**Exercise aim**
Restate every record that follows, keeping it exact.

**Data records**
--- --- ---
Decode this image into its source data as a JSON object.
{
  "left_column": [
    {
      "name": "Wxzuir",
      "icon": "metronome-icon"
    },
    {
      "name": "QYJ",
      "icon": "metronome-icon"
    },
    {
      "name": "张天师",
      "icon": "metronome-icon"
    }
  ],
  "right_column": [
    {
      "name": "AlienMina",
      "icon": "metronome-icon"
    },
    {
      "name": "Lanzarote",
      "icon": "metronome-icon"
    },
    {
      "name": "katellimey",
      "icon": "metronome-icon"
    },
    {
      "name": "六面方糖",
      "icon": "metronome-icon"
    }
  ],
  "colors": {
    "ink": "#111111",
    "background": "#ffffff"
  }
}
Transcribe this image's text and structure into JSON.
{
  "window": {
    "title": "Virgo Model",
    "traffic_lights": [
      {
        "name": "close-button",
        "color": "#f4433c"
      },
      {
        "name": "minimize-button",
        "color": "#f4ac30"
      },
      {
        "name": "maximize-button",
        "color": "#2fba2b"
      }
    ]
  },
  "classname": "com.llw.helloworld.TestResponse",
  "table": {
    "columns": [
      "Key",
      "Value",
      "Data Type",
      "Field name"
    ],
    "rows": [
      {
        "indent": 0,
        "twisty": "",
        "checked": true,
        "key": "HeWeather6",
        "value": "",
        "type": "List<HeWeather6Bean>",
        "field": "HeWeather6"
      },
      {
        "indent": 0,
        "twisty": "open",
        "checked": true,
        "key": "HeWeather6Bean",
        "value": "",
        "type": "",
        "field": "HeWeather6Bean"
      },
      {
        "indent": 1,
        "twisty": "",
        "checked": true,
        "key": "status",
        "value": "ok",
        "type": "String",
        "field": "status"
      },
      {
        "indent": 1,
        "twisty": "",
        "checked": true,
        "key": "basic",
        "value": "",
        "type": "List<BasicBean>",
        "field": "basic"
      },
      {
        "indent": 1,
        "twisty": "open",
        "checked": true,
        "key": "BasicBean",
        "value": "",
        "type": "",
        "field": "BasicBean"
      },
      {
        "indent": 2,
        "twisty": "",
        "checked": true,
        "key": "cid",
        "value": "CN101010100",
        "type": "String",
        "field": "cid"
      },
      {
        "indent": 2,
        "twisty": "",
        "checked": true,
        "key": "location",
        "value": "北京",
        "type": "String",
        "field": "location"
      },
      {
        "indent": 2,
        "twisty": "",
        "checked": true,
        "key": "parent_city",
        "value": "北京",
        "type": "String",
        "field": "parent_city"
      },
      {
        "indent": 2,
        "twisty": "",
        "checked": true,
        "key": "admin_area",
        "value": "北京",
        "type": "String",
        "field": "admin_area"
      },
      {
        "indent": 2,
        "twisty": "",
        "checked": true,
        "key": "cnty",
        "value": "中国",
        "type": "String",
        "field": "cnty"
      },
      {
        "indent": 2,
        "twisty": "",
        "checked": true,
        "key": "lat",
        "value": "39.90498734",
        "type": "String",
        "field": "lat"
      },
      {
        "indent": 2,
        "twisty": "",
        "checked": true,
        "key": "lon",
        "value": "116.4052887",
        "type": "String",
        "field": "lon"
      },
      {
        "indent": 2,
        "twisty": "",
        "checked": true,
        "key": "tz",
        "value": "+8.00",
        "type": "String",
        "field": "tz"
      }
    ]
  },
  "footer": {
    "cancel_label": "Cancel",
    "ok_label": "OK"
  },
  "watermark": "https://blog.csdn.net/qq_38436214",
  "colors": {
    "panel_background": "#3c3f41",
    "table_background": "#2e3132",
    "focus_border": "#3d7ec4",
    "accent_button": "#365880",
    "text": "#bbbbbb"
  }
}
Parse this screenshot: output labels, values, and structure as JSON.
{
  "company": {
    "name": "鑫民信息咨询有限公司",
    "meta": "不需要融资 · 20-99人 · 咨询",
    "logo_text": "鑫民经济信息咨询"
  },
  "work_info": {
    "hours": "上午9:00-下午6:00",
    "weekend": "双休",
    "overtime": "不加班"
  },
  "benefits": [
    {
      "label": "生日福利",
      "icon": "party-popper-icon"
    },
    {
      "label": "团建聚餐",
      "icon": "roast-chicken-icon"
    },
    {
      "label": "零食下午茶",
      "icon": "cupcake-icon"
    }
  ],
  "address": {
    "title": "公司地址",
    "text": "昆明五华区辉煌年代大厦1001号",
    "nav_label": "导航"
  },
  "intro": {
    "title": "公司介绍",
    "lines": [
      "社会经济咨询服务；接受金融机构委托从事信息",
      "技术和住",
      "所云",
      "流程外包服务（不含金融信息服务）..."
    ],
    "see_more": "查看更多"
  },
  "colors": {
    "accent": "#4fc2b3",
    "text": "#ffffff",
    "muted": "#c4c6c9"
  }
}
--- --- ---
**Expected answer**
Decode this image into its source data as a JSON object.
{
  "left_column": [
    {
      "name": "Wxzuir",
      "icon": "metronome-icon"
    },
    {
      "name": "QYJ",
      "icon": "metronome-icon"
    },
    {
      "name": "张天师",
      "icon": "metronome-icon"
    }
  ],
  "right_column": [
    {
      "name": "AlienMina",
      "icon": "metronome-icon"
    },
    {
      "name": "Lanzarote",
      "icon": "metronome-icon"
    },
    {
      "name": "katellimey",
      "icon": "metronome-icon"
    },
    {
      "name": "六面方糖",
      "icon": "metronome-icon"
    }
  ],
  "colors": {
    "ink": "#111111",
    "background": "#ffffff"
  }
}
Transcribe this image's text and structure into JSON.
{
  "window": {
    "title": "Virgo Model",
    "traffic_lights": [
      {
        "name": "close-button",
        "color": "#f4433c"
      },
      {
        "name": "minimize-button",
        "color": "#f4ac30"
      },
      {
        "name": "maximize-button",
        "color": "#2fba2b"
      }
    ]
  },
  "classname": "com.llw.helloworld.TestResponse",
  "table": {
    "columns": [
      "Key",
      "Value",
      "Data Type",
      "Field name"
    ],
    "rows": [
      {
        "indent": 0,
        "twisty": "",
        "checked": true,
        "key": "HeWeather6",
        "value": "",
        "type": "List<HeWeather6Bean>",
        "field": "HeWeather6"
      },
      {
        "indent": 0,
        "twisty": "open",
        "checked": true,
        "key": "HeWeather6Bean",
        "value": "",
        "type": "",
        "field": "HeWeather6Bean"
      },
      {
        "indent": 1,
        "twisty": "",
        "checked": true,
        "key": "status",
        "value": "ok",
        "type": "String",
        "field": "status"
      },
      {
        "indent": 1,
        "twisty": "",
        "checked": true,
        "key": "basic",
        "value": "",
        "type": "List<BasicBean>",
        "field": "basic"
      },
      {
        "indent": 1,
        "twisty": "open",
        "checked": true,
        "key": "BasicBean",
        "value": "",
        "type": "",
        "field": "BasicBean"
      },
      {
        "indent": 2,
        "twisty": "",
        "checked": true,
        "key": "cid",
        "value": "CN101010100",
        "type": "String",
        "field": "cid"
      },
      {
        "indent": 2,
        "twisty": "",
        "checked": true,
        "key": "location",
        "value": "北京",
        "type": "String",
        "field": "location"
      },
      {
        "indent": 2,
        "twisty": "",
        "checked": true,
        "key": "parent_city",
        "value": "北京",
        "type": "String",
        "field": "parent_city"
      },
      {
        "indent": 2,
        "twisty": "",
        "checked": true,
        "key": "admin_area",
        "value": "北京",
        "type": "String",
        "field": "admin_area"
      },
      {
        "indent": 2,
        "twisty": "",
        "checked": true,
        "key": "cnty",
        "value": "中国",
        "type": "String",
        "field": "cnty"
      },
      {
        "indent": 2,
        "twisty": "",
        "checked": true,
        "key": "lat",
        "value": "39.90498734",
        "type": "String",
        "field": "lat"
      },
      {
        "indent": 2,
        "twisty": "",
        "checked": true,
        "key": "lon",
        "value": "116.4052887",
        "type": "String",
        "field": "lon"
      },
      {
        "indent": 2,
        "twisty": "",
        "checked": true,
        "key": "tz",
        "value": "+8.00",
        "type": "String",
        "field": "tz"
      }
    ]
  },
  "footer": {
    "cancel_label": "Cancel",
    "ok_label": "OK"
  },
  "watermark": "https://blog.csdn.net/qq_38436214",
  "colors": {
    "panel_background": "#3c3f41",
    "table_background": "#2e3132",
    "focus_border": "#3d7ec4",
    "accent_button": "#365880",
    "text": "#bbbbbb"
  }
}
Parse this screenshot: output labels, values, and structure as JSON.
{
  "company": {
    "name": "鑫民信息咨询有限公司",
    "meta": "不需要融资 · 20-99人 · 咨询",
    "logo_text": "鑫民经济信息咨询"
  },
  "work_info": {
    "hours": "上午9:00-下午6:00",
    "weekend": "双休",
    "overtime": "不加班"
  },
  "benefits": [
    {
      "label": "生日福利",
      "icon": "party-popper-icon"
    },
    {
      "label": "团建聚餐",
      "icon": "roast-chicken-icon"
    },
    {
      "label": "零食下午茶",
      "icon": "cupcake-icon"
    }
  ],
  "address": {
    "title": "公司地址",
    "text": "昆明五华区辉煌年代大厦1001号",
    "nav_label": "导航"
  },
  "intro": {
    "title": "公司介绍",
    "lines": [
      "社会经济咨询服务；接受金融机构委托从事信息",
      "技术和住",
      "所云",
      "流程外包服务（不含金融信息服务）..."
    ],
    "see_more": "查看更多"
  },
  "colors": {
    "accent": "#4fc2b3",
    "text": "#ffffff",
    "muted": "#c4c6c9"
  }
}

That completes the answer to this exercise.